§ TASK TO CARRY OUT:
Type the records that follow again exactly as written, but drop the pictures.

§ WORKING DATA:
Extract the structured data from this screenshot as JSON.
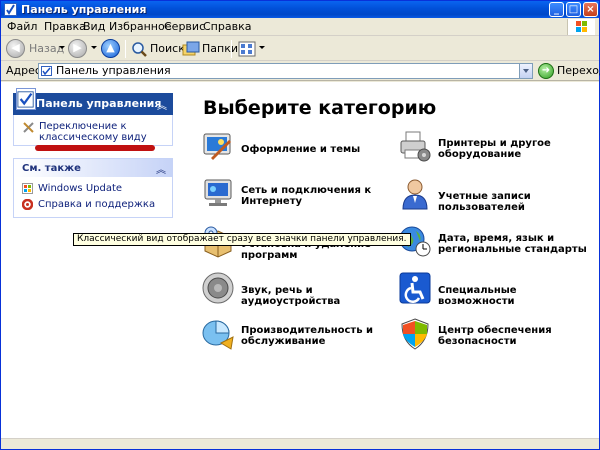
{
  "window": {
    "title": "Панель управления",
    "minimize_glyph": "_",
    "maximize_glyph": "□",
    "close_glyph": "×"
  },
  "menu": [
    "Файл",
    "Правка",
    "Вид",
    "Избранное",
    "Сервис",
    "Справка"
  ],
  "toolbar": {
    "back_label": "Назад",
    "search_label": "Поиск",
    "folders_label": "Папки"
  },
  "address": {
    "label": "Адрес:",
    "value": "Панель управления",
    "go_label": "Переход"
  },
  "sidebar": {
    "panel1": {
      "title": "Панель управления",
      "link_line1": "Переключение к",
      "link_line2": "классическому виду"
    },
    "panel2": {
      "title": "См. также",
      "items": [
        {
          "label": "Windows Update",
          "icon": "windows-update-icon"
        },
        {
          "label": "Справка и поддержка",
          "icon": "help-support-icon"
        }
      ]
    }
  },
  "tooltip": "Классический вид отображает сразу все значки панели управления.",
  "main": {
    "heading": "Выберите категорию",
    "categories": [
      {
        "line1": "Оформление и темы",
        "line2": "",
        "icon": "appearance-themes-icon"
      },
      {
        "line1": "Принтеры и другое",
        "line2": "оборудование",
        "icon": "printers-hardware-icon"
      },
      {
        "line1": "Сеть и подключения к",
        "line2": "Интернету",
        "icon": "network-connections-icon"
      },
      {
        "line1": "Учетные записи пользователей",
        "line2": "",
        "icon": "user-accounts-icon"
      },
      {
        "line1": "Установка и удаление программ",
        "line2": "",
        "icon": "add-remove-programs-icon"
      },
      {
        "line1": "Дата, время, язык и",
        "line2": "региональные стандарты",
        "icon": "date-time-language-icon"
      },
      {
        "line1": "Звук, речь и аудиоустройства",
        "line2": "",
        "icon": "sounds-audio-icon"
      },
      {
        "line1": "Специальные возможности",
        "line2": "",
        "icon": "accessibility-icon"
      },
      {
        "line1": "Производительность и",
        "line2": "обслуживание",
        "icon": "performance-maintenance-icon"
      },
      {
        "line1": "Центр обеспечения",
        "line2": "безопасности",
        "icon": "security-center-icon"
      }
    ]
  },
  "colors": {
    "title_bar": "#0150d8",
    "task_header": "#1c4b9c",
    "link_text": "#0c1f7a",
    "highlight_mark": "#c01010"
  }
}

§ TASK ANSWER:
Extract the structured data from this screenshot as JSON.
{
  "window": {
    "title": "Панель управления",
    "minimize_glyph": "_",
    "maximize_glyph": "□",
    "close_glyph": "×"
  },
  "menu": [
    "Файл",
    "Правка",
    "Вид",
    "Избранное",
    "Сервис",
    "Справка"
  ],
  "toolbar": {
    "back_label": "Назад",
    "search_label": "Поиск",
    "folders_label": "Папки"
  },
  "address": {
    "label": "Адрес:",
    "value": "Панель управления",
    "go_label": "Переход"
  },
  "sidebar": {
    "panel1": {
      "title": "Панель управления",
      "link_line1": "Переключение к",
      "link_line2": "классическому виду"
    },
    "panel2": {
      "title": "См. также",
      "items": [
        {
          "label": "Windows Update",
          "icon": "windows-update-icon"
        },
        {
          "label": "Справка и поддержка",
          "icon": "help-support-icon"
        }
      ]
    }
  },
  "tooltip": "Классический вид отображает сразу все значки панели управления.",
  "main": {
    "heading": "Выберите категорию",
    "categories": [
      {
        "line1": "Оформление и темы",
        "line2": "",
        "icon": "appearance-themes-icon"
      },
      {
        "line1": "Принтеры и другое",
        "line2": "оборудование",
        "icon": "printers-hardware-icon"
      },
      {
        "line1": "Сеть и подключения к",
        "line2": "Интернету",
        "icon": "network-connections-icon"
      },
      {
        "line1": "Учетные записи пользователей",
        "line2": "",
        "icon": "user-accounts-icon"
      },
      {
        "line1": "Установка и удаление программ",
        "line2": "",
        "icon": "add-remove-programs-icon"
      },
      {
        "line1": "Дата, время, язык и",
        "line2": "региональные стандарты",
        "icon": "date-time-language-icon"
      },
      {
        "line1": "Звук, речь и аудиоустройства",
        "line2": "",
        "icon": "sounds-audio-icon"
      },
      {
        "line1": "Специальные возможности",
        "line2": "",
        "icon": "accessibility-icon"
      },
      {
        "line1": "Производительность и",
        "line2": "обслуживание",
        "icon": "performance-maintenance-icon"
      },
      {
        "line1": "Центр обеспечения",
        "line2": "безопасности",
        "icon": "security-center-icon"
      }
    ]
  },
  "colors": {
    "title_bar": "#0150d8",
    "task_header": "#1c4b9c",
    "link_text": "#0c1f7a",
    "highlight_mark": "#c01010"
  }
}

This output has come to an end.